So with the discourse on this non-event having sunk about as low as it could go, it was time for the journalistic grown-ups at the BBC to step in and set things to rights.
Here are some updates on stories The Wild Hunt has reported on previously. Teaching Paganism in British Schools: On Sunday I deconstructed the sensationalist Daily Mail’s assertions regarding the teaching of Paganism in British religious education courses, specifically in Cornwall. I pointed out that there is no hard-and-fast mandate requiring schools to insert Pagan religions into their curriculum, and that the RE advisory council is exactly that, advisory. Still, why let facts and reason get in the way of a good rant? That’s seems to be the position of conservative Catholic columnist Christina Odone, who uses the story as a jumping-off point to rail against any who dare place non-Christian faiths on equal ground with Christianity.
Muck-raking (and hugely successful) British tabloid The Daily Mail reports on the Standing Advisory Council for Religious Education’s (SACRE) syllabus for schools in Cornwall, saying that it encourages the teaching of modern Paganism alongside other religions (sorry, I still don’t link directly to them). “Cornwall Council has told its schools that pagan beliefs, which include witchcraft, druidism and the worship of ancient gods such as Thor, should be taught alongside Christianity, Islam and Judaism, the Daily Mail reported. The requirements are spelled out in an agreed syllabus drawn up by Cornwall’s RE advisory group. It says that from the age of five, children should begin learning about standing stones, such as Stonehenge. At the age of 11, pupils can begin exploring “modern paganism and its importance for many in Cornwall.” The syllabus adds that areas of study should include “the importance of pre-Christian sites for modern pagans.” An accompanying guide says that pupils should “understand the basic beliefs” of paganism and suggests children could discuss the difficulties a practising pagan pupil might face in school.” Something about this story tickled my memory, so I did a quick search of my archives and found a very similar story from 2010 about religious education in Lincolnshire County (also reported on by The Daily Mail). Beyond the misleading headline, “Schools get go-ahead to teach Paganism alongside major religions,” you find a quote from the Assistant Director of Children’s Services making it clear that there is “no direct guidance about whether [Paganism] should be included in the school curriculum and it is left to individual schools to make a decision about whether to include it.”
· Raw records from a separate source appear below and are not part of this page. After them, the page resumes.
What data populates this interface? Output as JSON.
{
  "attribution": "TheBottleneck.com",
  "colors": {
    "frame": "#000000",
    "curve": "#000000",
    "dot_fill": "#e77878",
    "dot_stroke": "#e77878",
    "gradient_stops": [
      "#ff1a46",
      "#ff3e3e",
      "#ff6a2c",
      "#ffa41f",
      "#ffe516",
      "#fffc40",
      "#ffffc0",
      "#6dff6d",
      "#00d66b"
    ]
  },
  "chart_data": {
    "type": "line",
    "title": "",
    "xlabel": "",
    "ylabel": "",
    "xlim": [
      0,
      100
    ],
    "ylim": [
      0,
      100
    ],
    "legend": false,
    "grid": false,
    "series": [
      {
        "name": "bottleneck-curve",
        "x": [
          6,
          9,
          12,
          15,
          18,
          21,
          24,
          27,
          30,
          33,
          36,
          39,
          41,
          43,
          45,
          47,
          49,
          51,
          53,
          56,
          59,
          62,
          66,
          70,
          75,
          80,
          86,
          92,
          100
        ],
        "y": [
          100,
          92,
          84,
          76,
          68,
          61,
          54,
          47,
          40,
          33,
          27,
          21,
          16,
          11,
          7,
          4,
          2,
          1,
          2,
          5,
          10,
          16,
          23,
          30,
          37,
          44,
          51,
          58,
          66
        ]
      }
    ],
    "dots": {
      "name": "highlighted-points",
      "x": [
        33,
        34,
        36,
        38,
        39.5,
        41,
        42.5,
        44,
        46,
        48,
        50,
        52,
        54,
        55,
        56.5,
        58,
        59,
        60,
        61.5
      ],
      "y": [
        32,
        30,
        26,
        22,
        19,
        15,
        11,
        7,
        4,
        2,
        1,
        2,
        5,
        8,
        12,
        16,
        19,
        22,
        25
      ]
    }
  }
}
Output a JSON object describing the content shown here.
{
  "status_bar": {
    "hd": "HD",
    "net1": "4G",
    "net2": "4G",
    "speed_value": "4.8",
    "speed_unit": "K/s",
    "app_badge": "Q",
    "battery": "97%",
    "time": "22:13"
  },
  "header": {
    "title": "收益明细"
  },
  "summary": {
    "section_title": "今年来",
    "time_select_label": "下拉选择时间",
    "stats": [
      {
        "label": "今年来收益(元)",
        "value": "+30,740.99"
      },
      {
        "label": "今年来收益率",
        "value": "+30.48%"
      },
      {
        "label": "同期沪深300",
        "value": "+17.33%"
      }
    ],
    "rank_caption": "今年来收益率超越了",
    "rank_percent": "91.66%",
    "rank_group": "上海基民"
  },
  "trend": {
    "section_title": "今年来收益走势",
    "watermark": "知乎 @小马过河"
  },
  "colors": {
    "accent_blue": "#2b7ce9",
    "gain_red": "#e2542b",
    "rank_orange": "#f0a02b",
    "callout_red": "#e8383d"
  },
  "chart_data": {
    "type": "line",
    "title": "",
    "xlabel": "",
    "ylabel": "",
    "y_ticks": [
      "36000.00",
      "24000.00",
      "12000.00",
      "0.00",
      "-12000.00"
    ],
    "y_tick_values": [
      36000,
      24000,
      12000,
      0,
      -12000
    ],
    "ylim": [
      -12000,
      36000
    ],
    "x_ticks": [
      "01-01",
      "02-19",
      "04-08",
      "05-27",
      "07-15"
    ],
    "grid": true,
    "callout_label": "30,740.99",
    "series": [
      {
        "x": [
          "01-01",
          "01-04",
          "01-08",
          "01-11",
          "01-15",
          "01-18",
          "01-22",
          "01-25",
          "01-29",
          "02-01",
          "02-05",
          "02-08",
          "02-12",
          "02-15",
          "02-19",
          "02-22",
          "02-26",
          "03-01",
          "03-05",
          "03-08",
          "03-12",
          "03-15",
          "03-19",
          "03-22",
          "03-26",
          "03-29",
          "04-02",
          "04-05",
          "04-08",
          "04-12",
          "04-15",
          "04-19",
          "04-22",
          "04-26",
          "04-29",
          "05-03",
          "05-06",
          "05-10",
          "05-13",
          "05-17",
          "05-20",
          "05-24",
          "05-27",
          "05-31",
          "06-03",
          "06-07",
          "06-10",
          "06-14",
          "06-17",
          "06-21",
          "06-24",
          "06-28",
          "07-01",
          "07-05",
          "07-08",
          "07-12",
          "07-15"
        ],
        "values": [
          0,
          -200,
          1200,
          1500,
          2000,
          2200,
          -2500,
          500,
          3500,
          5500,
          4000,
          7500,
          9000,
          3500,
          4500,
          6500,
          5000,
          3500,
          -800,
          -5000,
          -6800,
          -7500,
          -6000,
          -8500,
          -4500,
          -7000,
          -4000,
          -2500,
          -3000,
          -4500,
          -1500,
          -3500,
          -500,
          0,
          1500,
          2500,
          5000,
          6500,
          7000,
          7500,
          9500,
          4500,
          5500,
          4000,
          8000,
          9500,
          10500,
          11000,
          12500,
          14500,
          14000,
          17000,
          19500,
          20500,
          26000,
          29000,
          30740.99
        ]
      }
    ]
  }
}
[The following is a guest post by Dr. Amy Hale. Dr. Hale is an anthropologist specializing in contemporary Celtic cultures, with an emphasis on modern Cornwall and contemporary Esoteric culture and history.]
On Saturday May 14, the Museum of Witchcraft in Boscastle, Cornwall, celebrated 60 years of existence with a day of lectures, culminating with the launch of the new book The Museum of Witchcraft: A Magical History. The day of talks, titled “Guardians of Magic” featured lectures about three key, yet sometimes poorly recognized, figures in 20th century witchcraft and magical culture. The day kicked off with Kerriann Godwin and Joyce Froome presenting “Cecil Williamson-Life of an Occultist” an engaging profile of the man who founded the Museum of Witchcraft in 1951 on the Isle of Man. This was followed by Jason Semmens’ presentation on the life of William Paynter, a Cornish folklorist of the mid 20th century who collected tales and artifacts related to witchcraft and cunning folk.